This is what we call a vector scan approach. And this is quite inefficient, especially on larger tables and when one needs repeated subsetting, because it has to scan through all the rows each time.

#

Now let us look at binary search approach (method 2). Recall from Properties of key - setting keys reorders the data.table by key columns. Since the data is sorted, we don't have to scan through the entire length of the column! We can instead use binary search to search a value in O(log n) as opposed to O(n) in case of vector scan approach, where n is the number of rows in the data.table.

#### Binary search approach: {.bs-callout .bs-callout-info}

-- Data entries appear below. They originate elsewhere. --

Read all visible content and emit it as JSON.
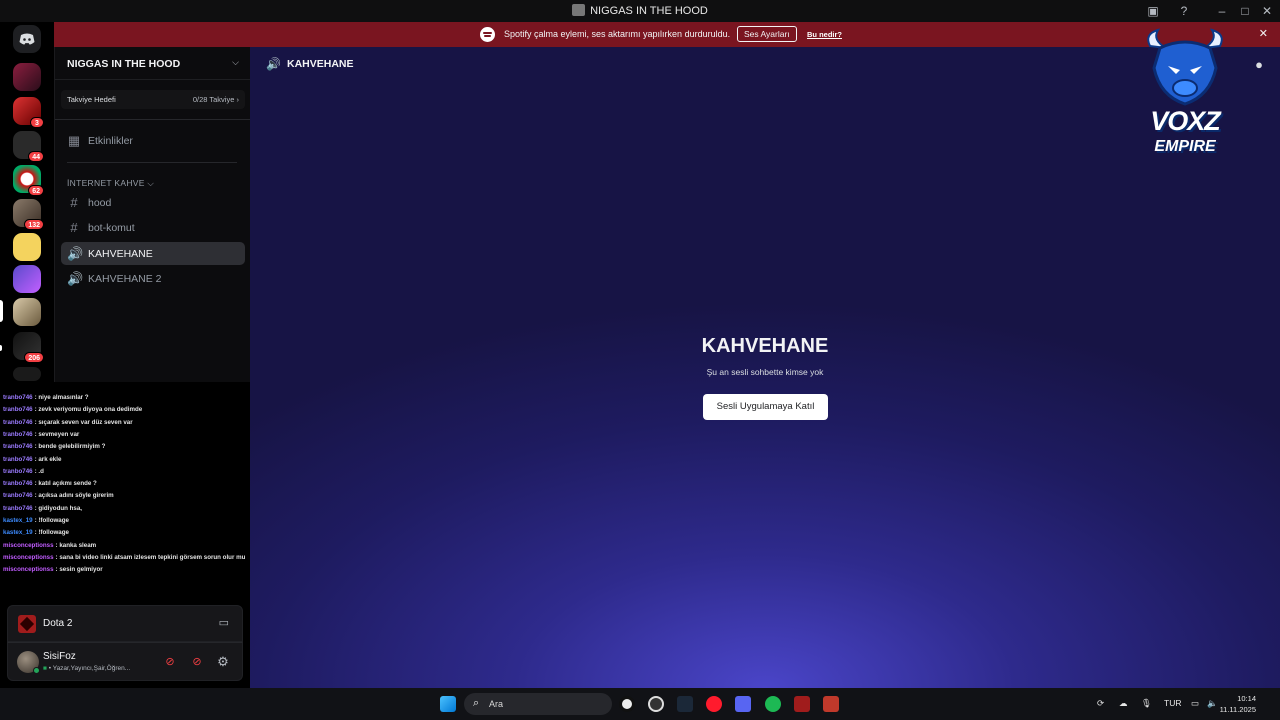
{
  "window": {
    "title": "NIGGAS IN THE HOOD"
  },
  "banner": {
    "message": "Spotify çalma eylemi, ses aktarımı yapılırken durduruldu.",
    "button": "Ses Ayarları",
    "link": "Bu nedir?"
  },
  "rail": {
    "badges": [
      "3",
      "44",
      "62",
      "132",
      "206"
    ]
  },
  "sidebar": {
    "server_name": "NIGGAS IN THE HOOD",
    "boost_goal": "Takviye Hedefi",
    "boost_count": "0/28 Takviye",
    "events": "Etkinlikler",
    "category": "İNTERNET KAHVE",
    "channels": [
      {
        "name": "hood",
        "type": "text"
      },
      {
        "name": "bot-komut",
        "type": "text"
      },
      {
        "name": "KAHVEHANE",
        "type": "voice"
      },
      {
        "name": "KAHVEHANE 2",
        "type": "voice"
      }
    ]
  },
  "chat": [
    {
      "user": "tranbo746",
      "text": ": niye almasınlar ?",
      "color": "#9b7bff"
    },
    {
      "user": "tranbo746",
      "text": ": zevk veriyomu diyoya ona dedimde",
      "color": "#9b7bff"
    },
    {
      "user": "tranbo746",
      "text": ": sıçarak seven var düz seven var",
      "color": "#9b7bff"
    },
    {
      "user": "tranbo746",
      "text": ": sevmeyen var",
      "color": "#9b7bff"
    },
    {
      "user": "tranbo746",
      "text": ": bende gelebilirmiyim ?",
      "color": "#9b7bff"
    },
    {
      "user": "tranbo746",
      "text": ": ark ekle",
      "color": "#9b7bff"
    },
    {
      "user": "tranbo746",
      "text": ": .d",
      "color": "#9b7bff"
    },
    {
      "user": "tranbo746",
      "text": ": katıl açıkmı sende ?",
      "color": "#9b7bff"
    },
    {
      "user": "tranbo746",
      "text": ": açıksa adını söyle girerim",
      "color": "#9b7bff"
    },
    {
      "user": "tranbo746",
      "text": ": gidiyodun hsa,",
      "color": "#9b7bff"
    },
    {
      "user": "kastex_19",
      "text": ": !followage",
      "color": "#3d8bff"
    },
    {
      "user": "kastex_19",
      "text": ": !followage",
      "color": "#3d8bff"
    },
    {
      "user": "misconceptionss",
      "text": ": kanka sleam",
      "color": "#c15cff"
    },
    {
      "user": "misconceptionss",
      "text": ": sana bi video linki atsam izlesem tepkini görsem sorun olur mu",
      "color": "#c15cff"
    },
    {
      "user": "misconceptionss",
      "text": ": sesin gelmiyor",
      "color": "#c15cff"
    }
  ],
  "activity": {
    "game": "Dota 2"
  },
  "user": {
    "name": "SisiFoz",
    "status": "• Yazar,Yayıncı,Şair,Öğren..."
  },
  "main": {
    "channel_title": "KAHVEHANE",
    "center_title": "KAHVEHANE",
    "center_subtitle": "Şu an sesli sohbette kimse yok",
    "join_button": "Sesli Uygulamaya Katıl"
  },
  "logo": {
    "line1": "VOXZ",
    "line2": "EMPIRE"
  },
  "taskbar": {
    "search_placeholder": "Ara",
    "language": "TUR",
    "time": "10:14",
    "date": "11.11.2025"
  },
  "colors": {
    "banner": "#7a1520",
    "main_bg": "#2e2a8c",
    "accent": "#5865f2"
  }
}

Here's a very simple illustration. Let's consider the (sorted) numbers shown below:

1, 5, 10, 19, 22, 23, 30

Suppose we'd like to find the matching position of the value 1, using binary search, this is how we would proceed - because we know that the data is sorted.

• Start with the middle value = 19. Is 1 == 19? No. 1 < 19.

• Since the value we're looking for is smaller than 19, it should be somewhere before 19. So we can discard the rest of the half that are >= 19.

• Our set is now reduced to 1, 5, 10. Grab the middle value once again = 5. Is 1 == 5? No. 1 < 5.

• Our set is reduced to 1. Is 1 == 1? Yes. The corresponding index is also 1. And that's the only match.

A vector scan approach on the other hand would have to scan through all the values (here, 7).

#

It can be seen that with every search we reduce the number of searches by half. This is why binary search based subsets are incredibly fast. Since rows of each column of data.tables have contiguous locations in memory, the operations are performed in a very cache efficient manner (also contributes to speed).

In addition, since we obtain the matching row indices directly without having to create those huge logical vectors (equal to the number of rows in a data.table), it is quite memory efficient as well.

## Summary

In this vignette, we have learnt another method to subset rows in i by keying a data.table. Setting keys allows us to perform blazing fast subsets by using binary search. In particular, we have seen how to

#### {.bs-callout .bs-callout-info}

• set key and subset using the key on a data.table.

• subset using keys which fetches row indices in i, but much faster.

• combine key based subsets with j and by. Note that the j and by operations are exactly the same as before.

#

Key based subsets are incredibly fast and are particularly useful when the task involves repeated subsetting. But it may not be always desirable to set key and physically reorder the data.table. In the next vignette, we will address this using a new feature -- secondary indexes.